◆ **PROMPT**: In the records, find every line with the word "verificación" and copy it out.

--------

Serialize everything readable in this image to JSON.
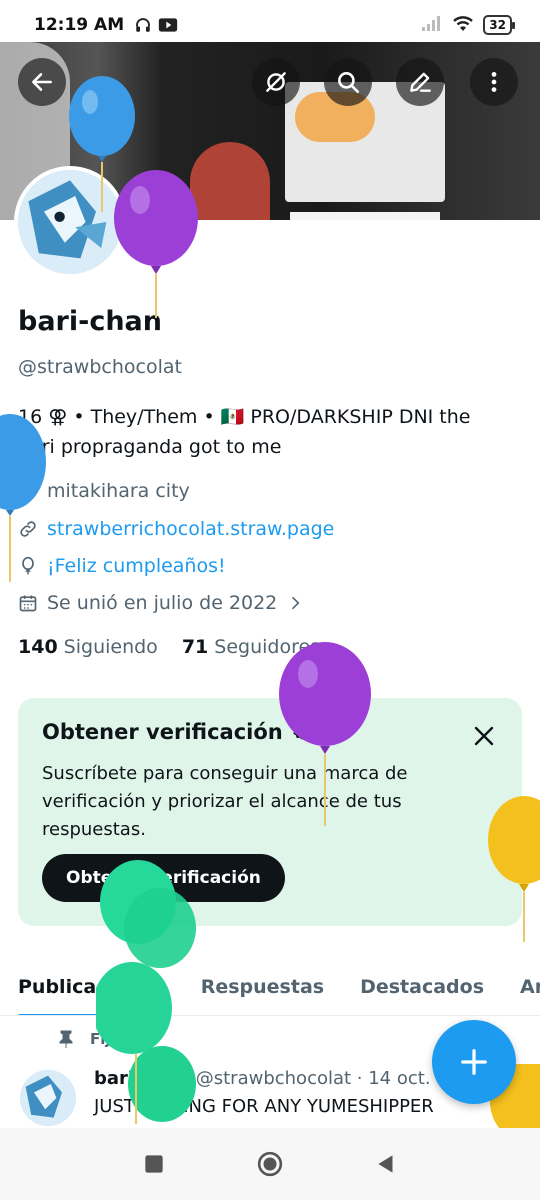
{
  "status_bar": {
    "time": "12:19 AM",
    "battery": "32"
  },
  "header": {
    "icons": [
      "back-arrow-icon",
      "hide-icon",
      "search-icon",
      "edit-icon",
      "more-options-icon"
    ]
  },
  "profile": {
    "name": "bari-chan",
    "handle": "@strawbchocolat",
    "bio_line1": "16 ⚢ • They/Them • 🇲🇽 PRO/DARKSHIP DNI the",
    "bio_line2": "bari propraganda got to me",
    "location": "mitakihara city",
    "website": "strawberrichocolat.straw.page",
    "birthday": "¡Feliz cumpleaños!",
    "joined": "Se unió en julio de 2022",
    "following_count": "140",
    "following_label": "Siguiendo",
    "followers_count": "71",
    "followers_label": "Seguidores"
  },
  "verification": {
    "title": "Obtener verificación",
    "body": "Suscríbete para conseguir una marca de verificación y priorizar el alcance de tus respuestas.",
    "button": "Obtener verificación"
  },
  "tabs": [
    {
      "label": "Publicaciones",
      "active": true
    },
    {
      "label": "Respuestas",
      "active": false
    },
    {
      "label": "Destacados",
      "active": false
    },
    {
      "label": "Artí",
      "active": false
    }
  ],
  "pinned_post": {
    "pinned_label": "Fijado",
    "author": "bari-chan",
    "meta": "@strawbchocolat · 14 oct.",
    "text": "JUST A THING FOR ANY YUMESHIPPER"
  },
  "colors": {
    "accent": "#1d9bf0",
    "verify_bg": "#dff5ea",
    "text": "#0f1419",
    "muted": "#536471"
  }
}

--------

◆ **ANSWER SECTION**:
    "title": "Obtener verificación",
    "body": "Suscríbete para conseguir una marca de verificación y priorizar el alcance de tus respuestas.",
    "button": "Obtener verificación"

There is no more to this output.